Chugg will continue serving as the mayor, but his seat will be open for election in Nov. 2019. His position isn’t the only one. Four city council seats currently occupied by Carl Turner, Cheryl Stoker, Phillip Swanson, and Ryan Barker will also be open in the next election.
Sean Casey, Janis Christensen, Julie Anderson, and Steven Huntsman were the other applicants who ran for the Mayor’s Seat. Councilman Carl Turner encouraged them, and community members at the meeting to consider running for office in the upcoming election.
Peggy Barker attended the meeting and took notes during the interviews. She said later in public comments she saw a lot of strengths in the other candidates she would like to see applied in the city.
Each of the candidates were brought in from a separate room to be interviewed and none of them had prior knowledge of what the questions would be.
Chugg’s interview gave insight on where the city has been in 2018 and where it will go in 2019.

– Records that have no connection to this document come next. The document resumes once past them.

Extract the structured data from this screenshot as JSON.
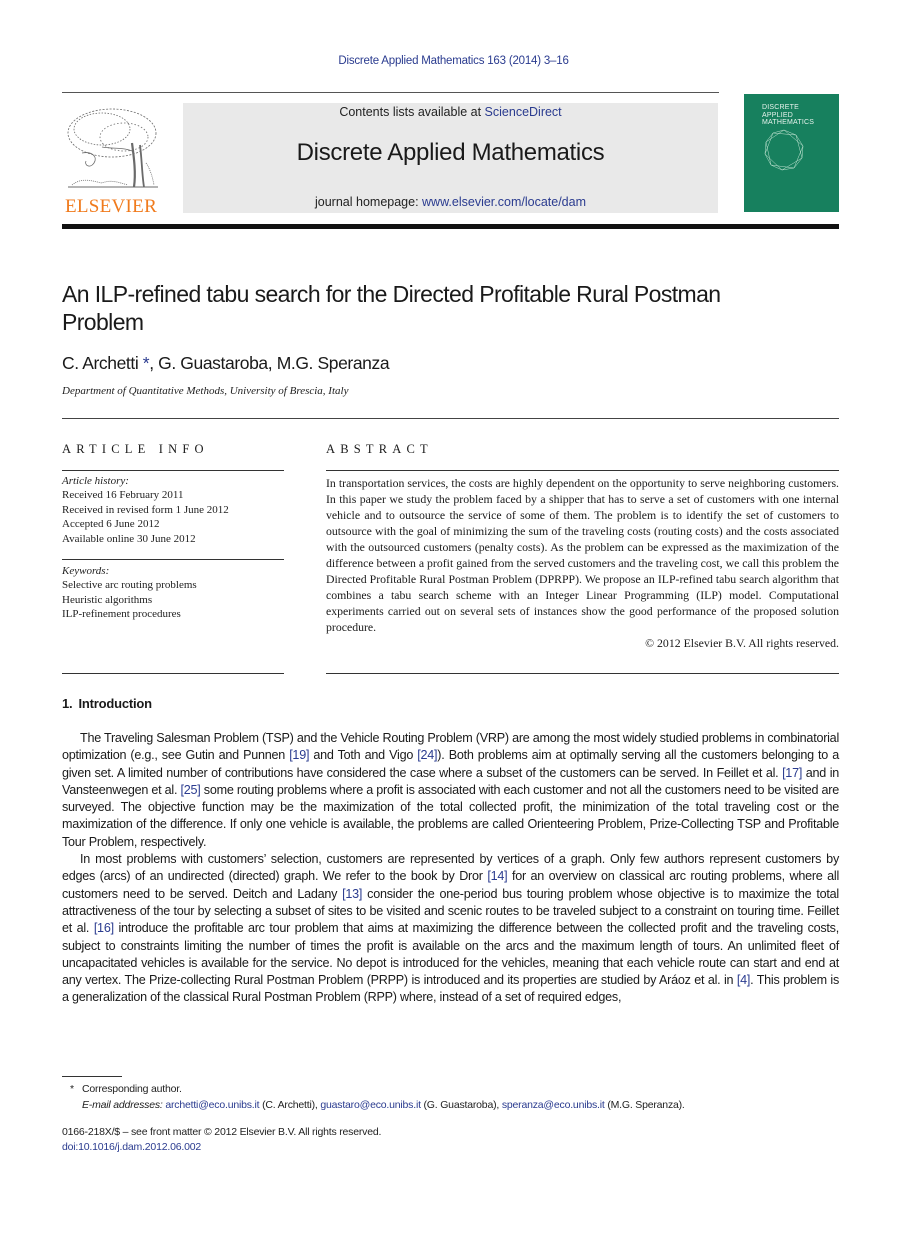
{
  "running_head": "Discrete Applied Mathematics 163 (2014) 3–16",
  "header": {
    "publisher_wordmark": "ELSEVIER",
    "contents_prefix": "Contents lists available at ",
    "contents_link": "ScienceDirect",
    "journal_title": "Discrete Applied Mathematics",
    "homepage_prefix": "journal homepage: ",
    "homepage_link": "www.elsevier.com/locate/dam",
    "cover": {
      "title_lines": [
        "DISCRETE",
        "APPLIED",
        "MATHEMATICS"
      ],
      "color": "#17805e"
    }
  },
  "article": {
    "title": "An ILP-refined tabu search for the Directed Profitable Rural Postman Problem",
    "authors": [
      {
        "name": "C. Archetti",
        "mark": "*"
      },
      {
        "name": "G. Guastaroba",
        "mark": ""
      },
      {
        "name": "M.G. Speranza",
        "mark": ""
      }
    ],
    "affiliation": "Department of Quantitative Methods, University of Brescia, Italy"
  },
  "article_info": {
    "heading": "ARTICLE INFO",
    "history_label": "Article history:",
    "history": [
      "Received 16 February 2011",
      "Received in revised form 1 June 2012",
      "Accepted 6 June 2012",
      "Available online 30 June 2012"
    ],
    "keywords_label": "Keywords:",
    "keywords": [
      "Selective arc routing problems",
      "Heuristic algorithms",
      "ILP-refinement procedures"
    ]
  },
  "abstract": {
    "heading": "ABSTRACT",
    "text": "In transportation services, the costs are highly dependent on the opportunity to serve neighboring customers. In this paper we study the problem faced by a shipper that has to serve a set of customers with one internal vehicle and to outsource the service of some of them. The problem is to identify the set of customers to outsource with the goal of minimizing the sum of the traveling costs (routing costs) and the costs associated with the outsourced customers (penalty costs). As the problem can be expressed as the maximization of the difference between a profit gained from the served customers and the traveling cost, we call this problem the Directed Profitable Rural Postman Problem (DPRPP). We propose an ILP-refined tabu search algorithm that combines a tabu search scheme with an Integer Linear Programming (ILP) model. Computational experiments carried out on several sets of instances show the good performance of the proposed solution procedure.",
    "copyright": "© 2012 Elsevier B.V. All rights reserved."
  },
  "introduction": {
    "number": "1.",
    "heading": "Introduction",
    "p1": {
      "a": "The Traveling Salesman Problem (TSP) and the Vehicle Routing Problem (VRP) are among the most widely studied problems in combinatorial optimization (e.g., see Gutin and Punnen ",
      "ref1": "[19]",
      "b": " and Toth and Vigo ",
      "ref2": "[24]",
      "c": "). Both problems aim at optimally serving all the customers belonging to a given set. A limited number of contributions have considered the case where a subset of the customers can be served. In Feillet et al. ",
      "ref3": "[17]",
      "d": " and in Vansteenwegen et al. ",
      "ref4": "[25]",
      "e": " some routing problems where a profit is associated with each customer and not all the customers need to be visited are surveyed. The objective function may be the maximization of the total collected profit, the minimization of the total traveling cost or the maximization of the difference. If only one vehicle is available, the problems are called Orienteering Problem, Prize-Collecting TSP and Profitable Tour Problem, respectively."
    },
    "p2": {
      "a": "In most problems with customers’ selection, customers are represented by vertices of a graph. Only few authors represent customers by edges (arcs) of an undirected (directed) graph. We refer to the book by Dror ",
      "ref1": "[14]",
      "b": " for an overview on classical arc routing problems, where all customers need to be served. Deitch and Ladany ",
      "ref2": "[13]",
      "c": " consider the one-period bus touring problem whose objective is to maximize the total attractiveness of the tour by selecting a subset of sites to be visited and scenic routes to be traveled subject to a constraint on touring time. Feillet et al. ",
      "ref3": "[16]",
      "d": " introduce the profitable arc tour problem that aims at maximizing the difference between the collected profit and the traveling costs, subject to constraints limiting the number of times the profit is available on the arcs and the maximum length of tours. An unlimited fleet of uncapacitated vehicles is available for the service. No depot is introduced for the vehicles, meaning that each vehicle route can start and end at any vertex. The Prize-collecting Rural Postman Problem (PRPP) is introduced and its properties are studied by Aráoz et al. in ",
      "ref4": "[4]",
      "e": ". This problem is a generalization of the classical Rural Postman Problem (RPP) where, instead of a set of required edges,"
    }
  },
  "footnotes": {
    "star": "*",
    "corresponding": "Corresponding author.",
    "email_label": "E-mail addresses:",
    "emails": [
      {
        "address": "archetti@eco.unibs.it",
        "owner": "(C. Archetti),"
      },
      {
        "address": "guastaro@eco.unibs.it",
        "owner": "(G. Guastaroba),"
      },
      {
        "address": "speranza@eco.unibs.it",
        "owner": "(M.G. Speranza)."
      }
    ]
  },
  "front_matter": {
    "issn_line": "0166-218X/$ – see front matter © 2012 Elsevier B.V. All rights reserved.",
    "doi": "doi:10.1016/j.dam.2012.06.002"
  },
  "colors": {
    "link": "#2a3b8f",
    "elsevier_orange": "#f07a1c",
    "banner_gray": "#e9e9e9",
    "cover_green": "#17805e"
  }
}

His time as the temporary mayor in 2018 taught him how important communication is. He said it was disturbing handling the conflicts and complaints surrounding the amphitheater. “There were issues on both sides and I had gotten into the middle of it after it had started.” He said looking back he would have spent more time communicating. “Communication is the key to alleviating the situation.”

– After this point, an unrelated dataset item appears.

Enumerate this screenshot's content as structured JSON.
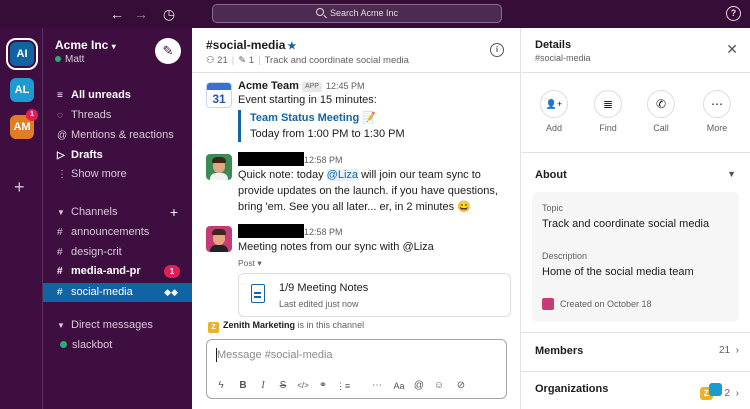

He supports moving forward with the next phase of the amphitheater to make it functional and He also supports more business in North Ogden to capture additional tax base.
The community also learned about him. Born on a farm in Cache Valley, Chugg later used his skills he learned at home to oversee the peas, beans and corn production at Del Monte. He also worked in plant diagnostics and insect control there before he was hired by the Church of Jesus Christ of Latter-Day Saints to oversee food production for the Bishop’s Storehouse. After working there for 23 years, he retired. He and his wife have five sons, 16 grandchildren, and one great-grandchild.